One of the first stories I ever learned by heart was “Ode To Billie Joe.” It’s not a true story. But it sure does feel like one.
We don’t study fiction much here at the Storyboard. But every writer can learn from music – not just rhythm and pacing and mood, but the poet’s efficiency a songwriter needs to tell a story in the short span of a song. Bobbie Gentry wrote a textbook here in 358 words.
Then think about all the narrative skills Gentry uses:
Concrete detail. It’s not just summer; it’s the third of June. (Technically still spring, but in Mississippi, trust me, June is summer.) The narrator’s brother doesn’t just remember teasing her; he remembers a frog down her back at the Carroll County picture show. And the key action in the story doesn’t just happen down by the river; it’s up on Choctaw Ridge, on the Tallahatchie Bridge.
One perk of being a songwriter: You can make up details that rhyme. But any reporter can become more convincing by nailing down particulars.
Dialog. Most of the details unfold in a conversation around the dinner table. Mama talks, then Papa, then Mama again, then Brother, then Mama one last time.
When you get people talking together, reacting to one another, coming from different angles, that’s closer to real life than you, the interviewer, asking questions.
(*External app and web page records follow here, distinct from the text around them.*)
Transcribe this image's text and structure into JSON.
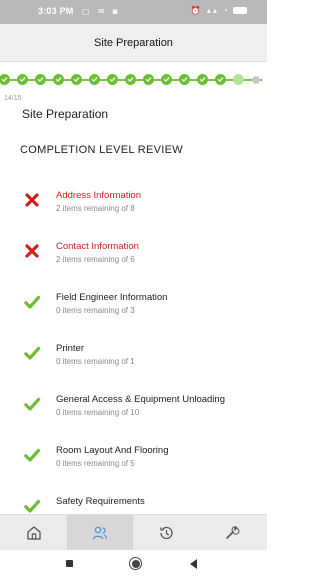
{
  "status_bar": {
    "time": "3:03 PM"
  },
  "header": {
    "title": "Site Preparation"
  },
  "progress": {
    "completed_steps": 13,
    "current_step": 14,
    "total_steps": 15
  },
  "step_counter": "14/15",
  "section_title": "Site Preparation",
  "review_heading": "COMPLETION LEVEL REVIEW",
  "items": [
    {
      "name": "Address Information",
      "sub": "2 items remaining of 8",
      "status": "incomplete"
    },
    {
      "name": "Contact Information",
      "sub": "2 items remaining of 6",
      "status": "incomplete"
    },
    {
      "name": "Field Engineer Information",
      "sub": "0 items remaining of 3",
      "status": "complete"
    },
    {
      "name": "Printer",
      "sub": "0 items remaining of 1",
      "status": "complete"
    },
    {
      "name": "General Access & Equipment Unloading",
      "sub": "0 items remaining of 10",
      "status": "complete"
    },
    {
      "name": "Room Layout And Flooring",
      "sub": "0 items remaining of 5",
      "status": "complete"
    },
    {
      "name": "Safety Requirements",
      "sub": "",
      "status": "complete"
    }
  ],
  "bottom_nav": [
    {
      "icon": "home-icon",
      "active": false
    },
    {
      "icon": "users-icon",
      "active": true
    },
    {
      "icon": "history-icon",
      "active": false
    },
    {
      "icon": "wrench-icon",
      "active": false
    }
  ],
  "colors": {
    "complete": "#6cbf33",
    "incomplete": "#d02020",
    "accent": "#4a90d9"
  }
}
Suspense. The nut graf comes at the end of the first verse: Billie Joe jumped off the bridge. But it’s not until the fourth verse (Child, what’s happened to your appetite?) that you start to understand how much Billie Joe means to the narrator. And then you learn they threw something off the bridge together.
Gentry chooses to leave the mystery unsolved – you never learn what they threw off the bridge, and why Billie Joe jumped. But that’s not so different than most of the narratives we have to write. Even in long stories, big questions often linger. We have to figure out how to write an unsatisfying ending in a satisfying way.
(For many, many theories on why Billie Joe jumped, go here.)
Imagery. If you’re looking to portray loss of innocence, your character dropping flowers into a muddy river ain’t a bad metaphor. Build scenes out of the small gestures that echo the big themes of your narrative.
Meaning. The story of “Ode to Billie Joe” is a suicide and the mystery that remains. At the beginning, the narrator sits down to a meal with her family. At the end, she’s on the bridge, alone. The song is really about secrets, how they isolate you, and how they can bend or break you.
Every narrative has a plot. Great narratives reach higher to make a point. The best let you in to work out their meaning for yourself.
“Ode To Billie Joe” came out in 1967. Since then it’s been covered time and time and time again. At least twomovies have been made about it. The real Tallahatchie Bridge – the one Gentry seems to have been thinking about – collapsed decades ago.
So go ahead – steal some of Gentry’s tricks, even if you’re sticking to the nonfiction side of the river. Bridges fall. Great stories last.
Tommy Tomlinson (@tommytomlinson) is a storyteller for The Charlotte Observer, a Pulitzer Prize finalist, and a former Nieman Fellow. He presented on songwriting and reporting at the 2009 Nieman Conference on Narrative Journalism.